“This is unlikely to raise much, if any, additional revenue, since corporation taxes are calculated on profits, and in a further depressed, over-taxed economy, it is unlikely that businesses will see increased profits,” the businessman said, adding that “those very large businesses who do make sizeable profits that could contribute increased corporation taxes, will now have a greater incentive to avoid corporation taxes through creative offshore corporate structures”.
He also said the decision to increase the highest bracket of personal income taxes to 40 per cent on annual earnings of over $75,000 amounted to a “tax grab” on high income earners that would likely be met by greater overall tax avoidance in the upper income category, through creative pay structures.
Therefore, “rather than increasing income tax revenue, it is likely to decrease it,” he said while cautioning that Mottley’s remedy simply could not solve Barbados’s financial problems, and will certainly not result in a balanced or surplus budget in one year”.
“I expect this budget to not only raise less money for Government this fiscal year over the last, but to increase expenditure and debt, particularly in respect of the UWI and the NIS. Far from reducing last year’s $447 million fiscal deficit, this budget, I believe, will increase it,” he said while lamenting that no measures were announced to stimulate exports or increase foreign exchange earnings in any meaningful way.
“Without significant tax reform, including a complete change of the tax system and the financial structure of Government; and without major restructuring of the public service, significant divestment of state assets, extensive privatization, a holistic redesign of our tourism product, and significant increases in the productive sectors, our foreign reserve will continue to decline, eventually leading to painful IMF [International Monetary Fund] emergency intervention.
“I wait to hear of what measures will be announced to boost the productive sectors and stop the bleed of the foreign reserve, because I have not heard a single one so far,” Weatherhead said, adding that “it will be difficult to negotiate with the IMF and maintain these political budget measures, so let us hope that they work”.
The party which secured the third highest number of votes in last month’s general election is throwing its support behind the bittersweet economic medicine prescribed today by Prime Minister Mia Mottley to drag the economy from the brink.
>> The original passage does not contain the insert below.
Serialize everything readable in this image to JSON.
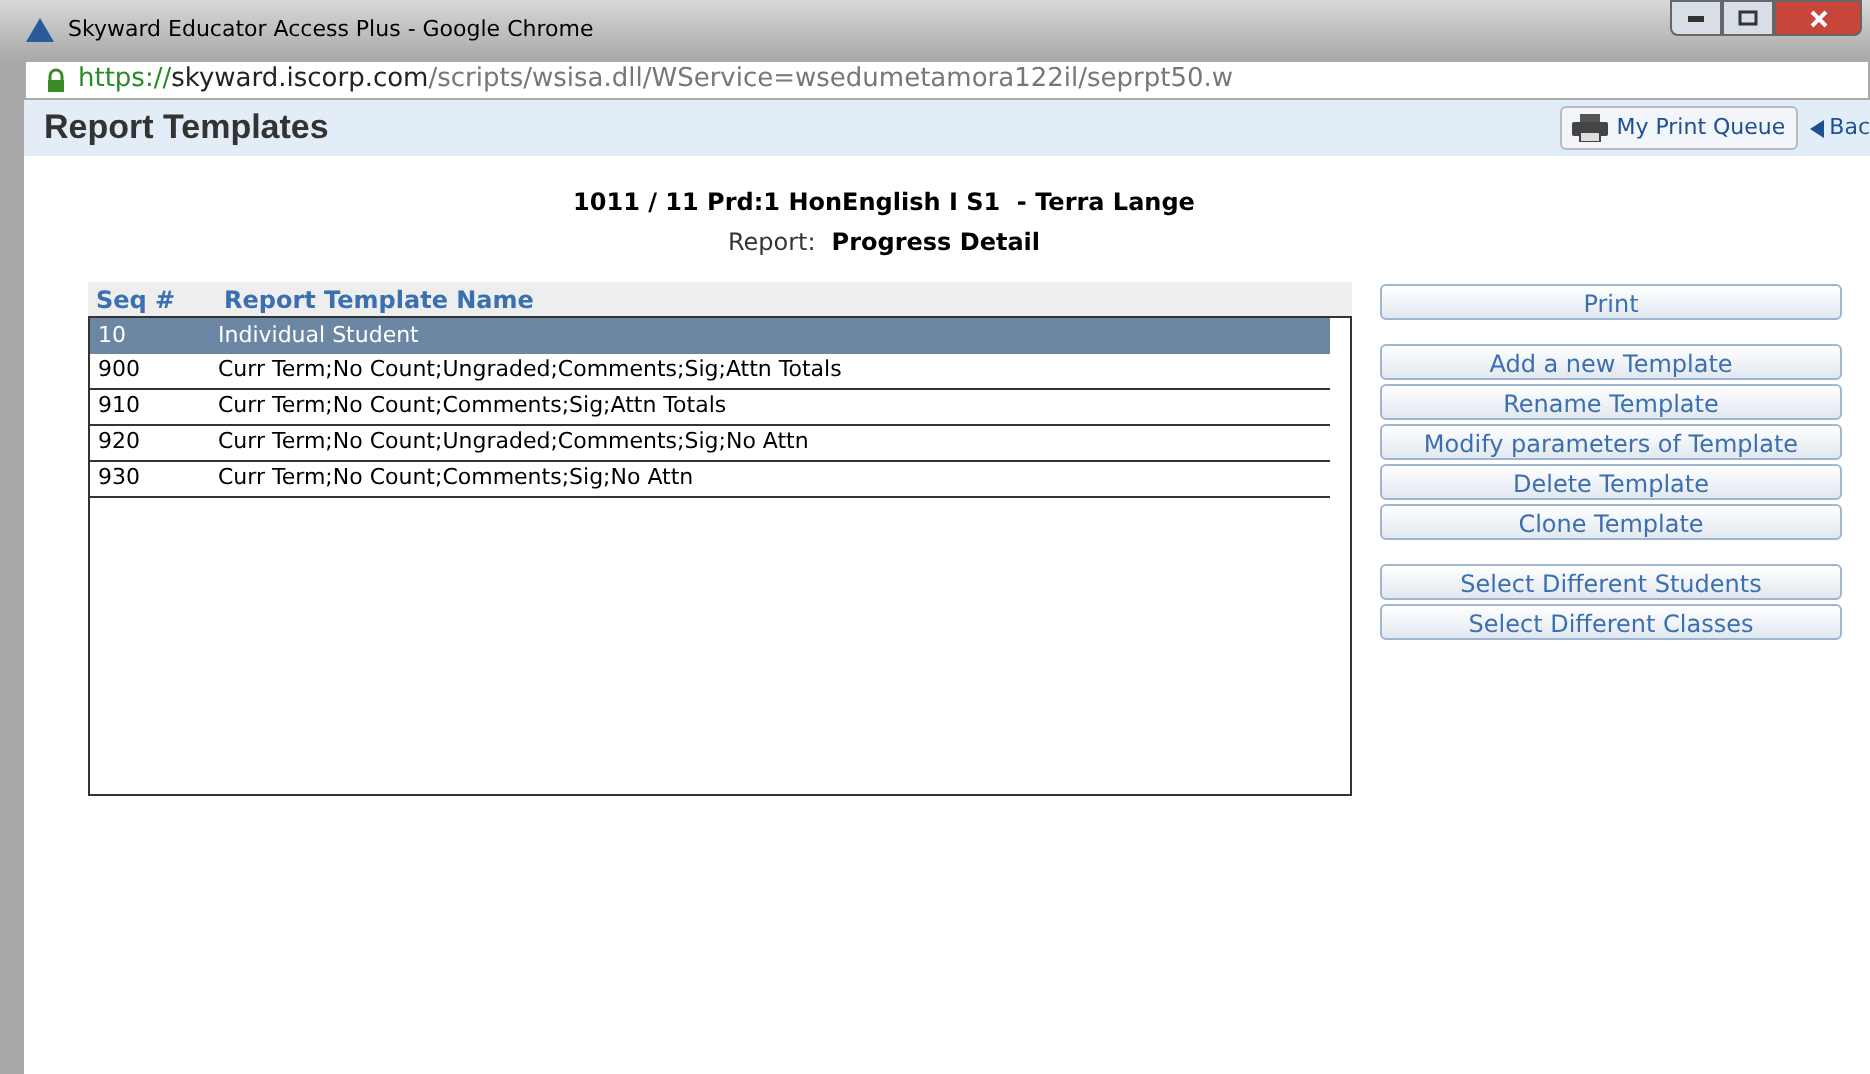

Weatherhead’s position is in contrast to that of Solutions Barbados leader Grenville Phillip II, who threw his support behind the so-called mini Budget, contending that the state of the economy left Mottley with little choice but to go the austerity route.
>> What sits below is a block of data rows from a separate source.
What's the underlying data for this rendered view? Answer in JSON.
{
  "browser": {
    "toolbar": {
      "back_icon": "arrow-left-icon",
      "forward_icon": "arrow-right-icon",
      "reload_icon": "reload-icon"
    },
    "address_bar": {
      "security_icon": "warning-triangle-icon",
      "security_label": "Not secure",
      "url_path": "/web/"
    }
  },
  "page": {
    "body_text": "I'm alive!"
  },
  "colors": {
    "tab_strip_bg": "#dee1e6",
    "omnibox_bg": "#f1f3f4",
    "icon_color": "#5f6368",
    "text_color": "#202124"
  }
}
Phillips, who party received 4,188 votes or 2.72 per cent of the ballots cast in the May 24 poll, also spoke kind words about Mottley’s spending priority, saying it showed she “genuinely cared for the people of Barbados”, while he praised the BLP administration for spreading the pain equitably instead of heaping the burden on one subset of society.